At three-months-old, Marianne is already becoming garrulous. For weeks, she’s been getting well-versed in the art of baby babbling (which is a bit early– most babies start at about four months). Crying, of course, remains her primary mode of expression, but over the past few weeks she’s been throwing a lot more “woooaaaaaa”-s and “haiiiiiii”-s into the mix. Watching and listening to her try to verbally communicate with us is as fascinating as it is cute; and as our baby becomes progressively more alert, I like to envision how quickly her brain, with its infinitesimal network of neurons and synapses, is developing.
Even more interesting is the notion that many of the sounds she’s been making since birth can be decoded into actual meanings, according to Dunstan Baby Language. . Wikipedia describes Dunstan Baby Language as a “claim” that babies across cultures can express themselves through a series of similar sounds: “neh” for “I’m hungry,” “ow” for “I’m sleepy,” “heh” for “I’m uncomfortable,” “eairh” for “my tummy is bloated,” and “eh” for “burp me!”

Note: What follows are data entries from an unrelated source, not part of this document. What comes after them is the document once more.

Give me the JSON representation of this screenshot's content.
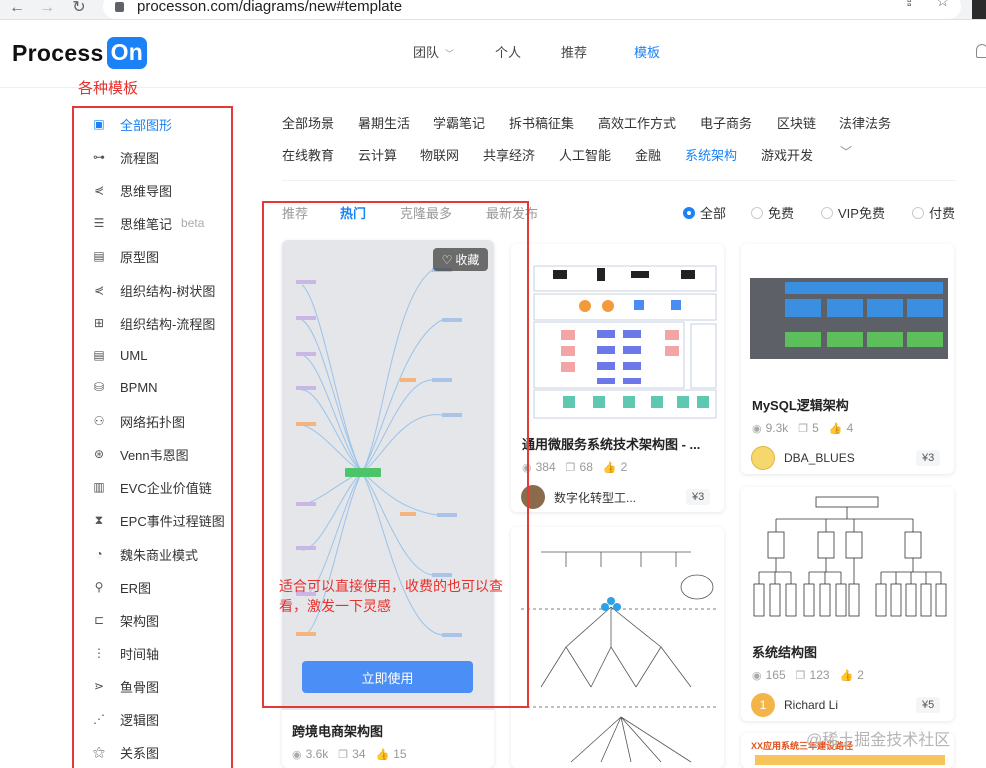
{
  "browser": {
    "url": "processon.com/diagrams/new#template"
  },
  "header": {
    "logo_text": "Process",
    "logo_badge": "On",
    "nav": [
      {
        "label": "团队",
        "has_caret": true
      },
      {
        "label": "个人"
      },
      {
        "label": "推荐"
      },
      {
        "label": "模板",
        "active": true
      }
    ]
  },
  "annotations": {
    "sidebar_note": "各种模板",
    "card_note": "适合可以直接使用，收费的也可以查看，激发一下灵感"
  },
  "sidebar": {
    "items": [
      {
        "label": "全部图形",
        "icon": "all-shapes-icon",
        "active": true
      },
      {
        "label": "流程图",
        "icon": "flowchart-icon"
      },
      {
        "label": "思维导图",
        "icon": "mindmap-icon"
      },
      {
        "label": "思维笔记",
        "icon": "notes-icon",
        "badge": "beta"
      },
      {
        "label": "原型图",
        "icon": "prototype-icon"
      },
      {
        "label": "组织结构-树状图",
        "icon": "org-tree-icon"
      },
      {
        "label": "组织结构-流程图",
        "icon": "org-flow-icon"
      },
      {
        "label": "UML",
        "icon": "uml-icon"
      },
      {
        "label": "BPMN",
        "icon": "bpmn-icon"
      },
      {
        "label": "网络拓扑图",
        "icon": "network-icon"
      },
      {
        "label": "Venn韦恩图",
        "icon": "venn-icon"
      },
      {
        "label": "EVC企业价值链",
        "icon": "evc-icon"
      },
      {
        "label": "EPC事件过程链图",
        "icon": "epc-icon"
      },
      {
        "label": "魏朱商业模式",
        "icon": "business-model-icon"
      },
      {
        "label": "ER图",
        "icon": "er-icon"
      },
      {
        "label": "架构图",
        "icon": "architecture-icon"
      },
      {
        "label": "时间轴",
        "icon": "timeline-icon"
      },
      {
        "label": "鱼骨图",
        "icon": "fishbone-icon"
      },
      {
        "label": "逻辑图",
        "icon": "logic-icon"
      },
      {
        "label": "关系图",
        "icon": "relation-icon"
      }
    ]
  },
  "categories": {
    "row1": [
      "全部场景",
      "暑期生活",
      "学霸笔记",
      "拆书稿征集",
      "高效工作方式",
      "电子商务",
      "区块链",
      "法律法务"
    ],
    "row2": [
      "在线教育",
      "云计算",
      "物联网",
      "共享经济",
      "人工智能",
      "金融",
      "系统架构",
      "游戏开发"
    ],
    "active": "系统架构"
  },
  "sort_tabs": [
    {
      "label": "推荐"
    },
    {
      "label": "热门",
      "active": true
    },
    {
      "label": "克隆最多"
    },
    {
      "label": "最新发布"
    }
  ],
  "price_filter": [
    {
      "label": "全部",
      "checked": true
    },
    {
      "label": "免费"
    },
    {
      "label": "VIP免费"
    },
    {
      "label": "付费"
    }
  ],
  "cards": {
    "c1": {
      "title": "跨境电商架构图",
      "views": "3.6k",
      "clones": "34",
      "likes": "15",
      "favorite_label": "收藏",
      "use_label": "立即使用"
    },
    "c2": {
      "title": "通用微服务系统技术架构图 - ...",
      "views": "384",
      "clones": "68",
      "likes": "2",
      "author": "数字化转型工...",
      "price": "¥3"
    },
    "c3": {
      "title": "MySQL逻辑架构",
      "views": "9.3k",
      "clones": "5",
      "likes": "4",
      "author": "DBA_BLUES",
      "price": "¥3"
    },
    "c4": {
      "title": "系统结构图",
      "views": "165",
      "clones": "123",
      "likes": "2",
      "author": "Richard Li",
      "avatar_letter": "1",
      "price": "¥5"
    },
    "c6_thumb_text": "XX应用系统三年建设路径"
  },
  "watermark": "@稀土掘金技术社区"
}
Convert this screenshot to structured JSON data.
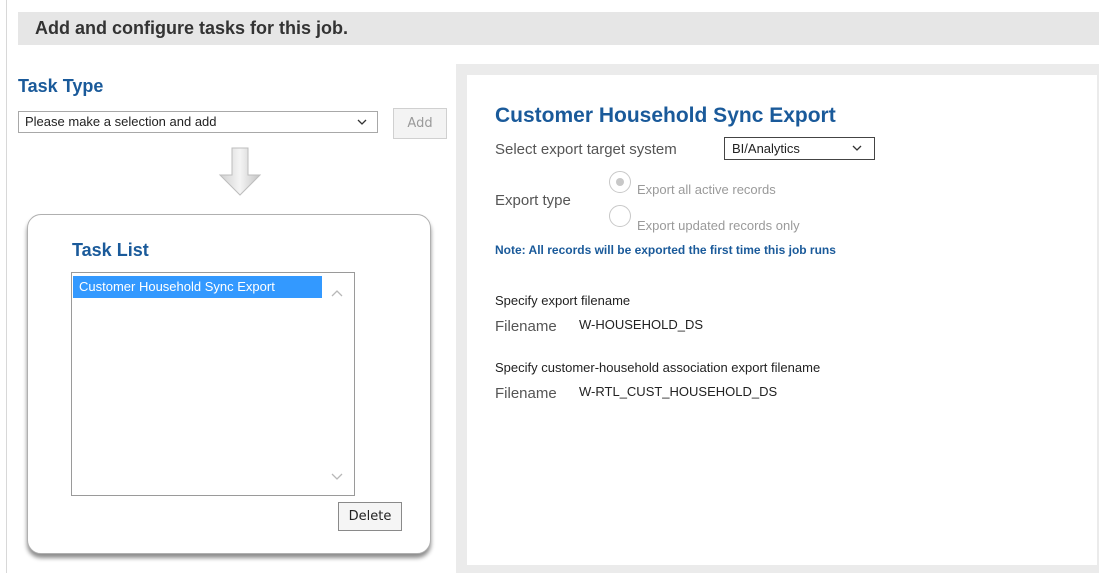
{
  "header": {
    "title": "Add and configure tasks for this job."
  },
  "task_type": {
    "title": "Task Type",
    "select_value": "Please make a selection and add",
    "add_label": "Add"
  },
  "task_list": {
    "title": "Task List",
    "items": [
      "Customer Household Sync Export"
    ],
    "delete_label": "Delete"
  },
  "export": {
    "title": "Customer Household Sync Export",
    "target_label": "Select export target system",
    "target_value": "BI/Analytics",
    "type_label": "Export type",
    "options": [
      {
        "label": "Export all active records",
        "selected": true
      },
      {
        "label": "Export updated records only",
        "selected": false
      }
    ],
    "note": "Note: All records will be exported the first time this job runs",
    "file1_heading": "Specify export filename",
    "file1_label": "Filename",
    "file1_value": "W-HOUSEHOLD_DS",
    "file2_heading": "Specify customer-household association export filename",
    "file2_label": "Filename",
    "file2_value": "W-RTL_CUST_HOUSEHOLD_DS"
  },
  "colors": {
    "accent": "#1a5a9a",
    "selection": "#3399ff",
    "header_bg": "#e6e6e6"
  }
}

This language theory is not without its criticisms – primarily that it cannot be qualified as a scientific theory due to a lack of quantifiable methodology and empirical research, not to mention the very commercial nature of its online presence. But interacting with Marianne has me quite convinced that there is at least a kernel of truth to the idea. Since day one she has indeed made those five sounds on a frequent basis (at first, pretty much exclusively), and two of the sounds in particular (“heh” – for “I’m uncomfortable,” and “eaaaaaaairhhhhhh!” – “my tummy is bloated”) are usually quite pronounced and clearly correspond to their prescribed meanings (the former she usually makes if we hold her aloft for too long periods of time – she’ll typically pant out a string of “heh-heh-heh”-s when her neck gets tired – and the latter she wails out when she’s having a bout of colic at nights).
I can also understand why the scientific community seems to balk at the idea given the lack of hard data to back up Dunstan’s claims, but it makes sense to me that human babies, like all infant animals, use similar audio cues to signal basic needs to their parents. In any case, judging from the spring-to-action-by-jumping-out-of-bed response my wife makes when she hears Marianne’s cries in the middle of the night, they work.